SEOs have been waiting for the day that Google made a strong move towards “semantic search” and it looks to have arrived. This is the first time since 2001 that a Google algorithm has been rewritten to such an extent and unlike the penguin and panda algorithm changes, this isn’t an update, but rather an entirely new algorithm, albeit using much of the same calculations.
In an article from September 30 by Amy Gesenhues of searchengineland.com,she gauged the opinion of several highly influential SEO experts. David Amerland, author of Google Semantic Search, raised an interesting point, highlighting that “Google has increased its ability to deal with complex search queries which means that it also has got better at indexing entities in Web documents. Second, it has got a lot better at relationally linking search queries and Web documents which means that its Knowledge Graph must be considerably enriched.”
He goes on to point out that “From a strategy point of view, this opens the horizon for companies and webmasters considerably. From a practical perspective, the need to identify the USP of each business and become authoritative within it is now a key criteria for continued SEO success. The comparison element that has been integrated suggests that semantic mark-up may begin to confer an advantage now when it comes to helping index information in products and services.”
How Does It Affect Me?
This is a huge positive for those that have been pushing the concepts of inbound marketing as a replacement for classic SEO, increasing the relevance of the informative approaches that form the foundation of the “content marketing” strategies associated with inbound.
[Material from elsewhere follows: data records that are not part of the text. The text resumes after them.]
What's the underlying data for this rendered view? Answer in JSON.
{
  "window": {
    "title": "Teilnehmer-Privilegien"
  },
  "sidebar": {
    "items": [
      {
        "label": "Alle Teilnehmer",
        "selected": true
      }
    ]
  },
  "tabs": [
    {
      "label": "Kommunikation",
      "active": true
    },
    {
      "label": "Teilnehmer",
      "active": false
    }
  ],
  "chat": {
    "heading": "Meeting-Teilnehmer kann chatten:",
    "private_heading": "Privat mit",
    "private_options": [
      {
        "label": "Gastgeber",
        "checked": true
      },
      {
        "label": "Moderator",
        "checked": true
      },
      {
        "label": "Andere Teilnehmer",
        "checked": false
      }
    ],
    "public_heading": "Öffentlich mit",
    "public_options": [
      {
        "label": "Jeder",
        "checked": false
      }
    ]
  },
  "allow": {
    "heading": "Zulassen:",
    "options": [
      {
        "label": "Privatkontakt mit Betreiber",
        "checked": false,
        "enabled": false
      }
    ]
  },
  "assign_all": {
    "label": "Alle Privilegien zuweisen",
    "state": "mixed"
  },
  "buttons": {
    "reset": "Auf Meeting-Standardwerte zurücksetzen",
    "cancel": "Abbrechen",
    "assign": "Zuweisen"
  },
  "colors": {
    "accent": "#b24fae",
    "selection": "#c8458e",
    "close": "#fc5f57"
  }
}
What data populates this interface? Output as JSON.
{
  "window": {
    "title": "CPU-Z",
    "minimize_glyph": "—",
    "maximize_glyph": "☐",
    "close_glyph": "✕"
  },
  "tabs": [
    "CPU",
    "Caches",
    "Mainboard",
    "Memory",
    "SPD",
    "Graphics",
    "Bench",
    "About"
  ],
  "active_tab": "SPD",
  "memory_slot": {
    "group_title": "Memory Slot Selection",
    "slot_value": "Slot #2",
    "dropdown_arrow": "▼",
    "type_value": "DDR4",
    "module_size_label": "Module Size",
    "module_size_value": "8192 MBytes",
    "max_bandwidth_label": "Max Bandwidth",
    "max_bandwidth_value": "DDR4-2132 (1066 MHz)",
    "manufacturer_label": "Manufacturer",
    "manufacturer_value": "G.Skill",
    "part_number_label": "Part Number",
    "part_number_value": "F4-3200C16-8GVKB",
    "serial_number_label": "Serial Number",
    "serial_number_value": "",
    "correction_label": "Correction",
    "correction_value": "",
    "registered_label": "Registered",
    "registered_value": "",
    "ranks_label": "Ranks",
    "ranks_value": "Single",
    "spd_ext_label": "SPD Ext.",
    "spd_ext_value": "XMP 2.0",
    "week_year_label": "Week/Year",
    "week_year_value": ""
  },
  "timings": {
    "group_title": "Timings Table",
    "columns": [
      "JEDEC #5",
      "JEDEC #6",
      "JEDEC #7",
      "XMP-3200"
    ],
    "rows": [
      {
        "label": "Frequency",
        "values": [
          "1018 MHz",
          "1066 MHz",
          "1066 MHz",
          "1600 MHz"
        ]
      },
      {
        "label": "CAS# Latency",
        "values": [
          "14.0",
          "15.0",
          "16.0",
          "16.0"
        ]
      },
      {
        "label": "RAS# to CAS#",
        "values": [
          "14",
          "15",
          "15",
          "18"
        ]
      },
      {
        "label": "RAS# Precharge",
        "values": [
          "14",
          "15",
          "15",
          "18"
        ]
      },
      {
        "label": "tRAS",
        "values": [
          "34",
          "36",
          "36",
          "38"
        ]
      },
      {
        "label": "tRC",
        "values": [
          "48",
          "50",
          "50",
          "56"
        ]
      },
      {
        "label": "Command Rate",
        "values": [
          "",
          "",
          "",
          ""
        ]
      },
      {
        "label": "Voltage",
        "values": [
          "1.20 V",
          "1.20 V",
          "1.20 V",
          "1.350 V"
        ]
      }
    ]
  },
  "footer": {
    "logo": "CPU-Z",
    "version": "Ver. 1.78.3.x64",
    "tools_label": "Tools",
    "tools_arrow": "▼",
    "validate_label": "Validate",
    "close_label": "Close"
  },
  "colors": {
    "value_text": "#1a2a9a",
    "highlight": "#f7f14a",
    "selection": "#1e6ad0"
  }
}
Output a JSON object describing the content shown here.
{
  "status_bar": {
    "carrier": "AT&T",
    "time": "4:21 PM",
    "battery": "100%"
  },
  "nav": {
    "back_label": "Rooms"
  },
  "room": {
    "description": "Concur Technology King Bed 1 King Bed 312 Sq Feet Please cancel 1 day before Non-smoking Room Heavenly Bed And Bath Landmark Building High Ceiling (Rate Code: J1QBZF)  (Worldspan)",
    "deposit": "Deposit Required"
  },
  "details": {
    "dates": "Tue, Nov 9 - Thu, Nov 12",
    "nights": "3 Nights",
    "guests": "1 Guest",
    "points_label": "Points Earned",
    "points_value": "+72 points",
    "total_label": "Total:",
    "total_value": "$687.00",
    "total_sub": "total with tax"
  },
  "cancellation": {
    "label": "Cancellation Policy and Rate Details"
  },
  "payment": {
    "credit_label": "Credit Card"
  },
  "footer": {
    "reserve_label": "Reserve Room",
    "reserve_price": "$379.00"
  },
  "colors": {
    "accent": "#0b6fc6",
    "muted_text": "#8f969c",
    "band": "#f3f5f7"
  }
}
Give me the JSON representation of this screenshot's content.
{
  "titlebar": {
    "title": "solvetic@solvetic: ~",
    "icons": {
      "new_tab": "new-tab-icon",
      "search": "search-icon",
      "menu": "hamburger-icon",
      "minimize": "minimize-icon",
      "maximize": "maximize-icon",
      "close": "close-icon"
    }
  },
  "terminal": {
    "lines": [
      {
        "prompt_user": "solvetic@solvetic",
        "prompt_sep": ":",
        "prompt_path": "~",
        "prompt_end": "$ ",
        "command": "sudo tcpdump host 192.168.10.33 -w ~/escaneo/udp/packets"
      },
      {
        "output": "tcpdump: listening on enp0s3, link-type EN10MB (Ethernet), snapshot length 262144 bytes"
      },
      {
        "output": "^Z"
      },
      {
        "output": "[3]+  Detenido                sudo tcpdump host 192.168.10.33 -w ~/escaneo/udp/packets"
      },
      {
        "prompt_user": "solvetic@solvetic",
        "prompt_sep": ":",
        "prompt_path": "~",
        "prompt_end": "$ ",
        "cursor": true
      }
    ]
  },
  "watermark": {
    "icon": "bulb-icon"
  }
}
In effect, a lot of real estate has just opened up in the index, allowing your website to target a much more refined type of traffic. Those that utilise inbound practices will find their conversion rates raising as their traffic becomes more qualified at the search level. The focus will become even more localised and those that have been leveraging local SEO will begin to reap the rewards as those that have ignored the impending changes fall by the wayside.
The effect this will have in terms of traffic gains is pretty simple. If there is another factor to consider when Google presents you, it’s results. Then there is more opportunity for small players to gain traffic back from those that don’t cater to the intent that is generating the result. Here is another excerpt from the email I quoted earlier.
“This means that in both cases, the giants of the industry [those who dominate this niche], will have less dominance because they don’t cater to the intent of the user every time. Of course in arbitrary situations, Google will for the time being still revert to it’s general index and the majority of the time display the index in the way we’re used to seeing it. But increasingly and with the more data this new algorithm change gathers, you will see the intelligence of it switch and the indexes change more and more based on the intent of the user.”
Businesses that aim to succeed in the new Google will need to adapt as the knowledge graph grows or be replaced by those that did. The ability to position yourself as not just a provider of service but a provider of solution and information, indeed becoming an influencer, is now being embraced by Google and promoted as such. By identifying the intent behind how a potential customer becomes one you will find avenues to get new business that weren’t there before. This is the housewarming for inbound marketing. Now would be a good time to reconsider your approach and get in on the ground floor of the new Google.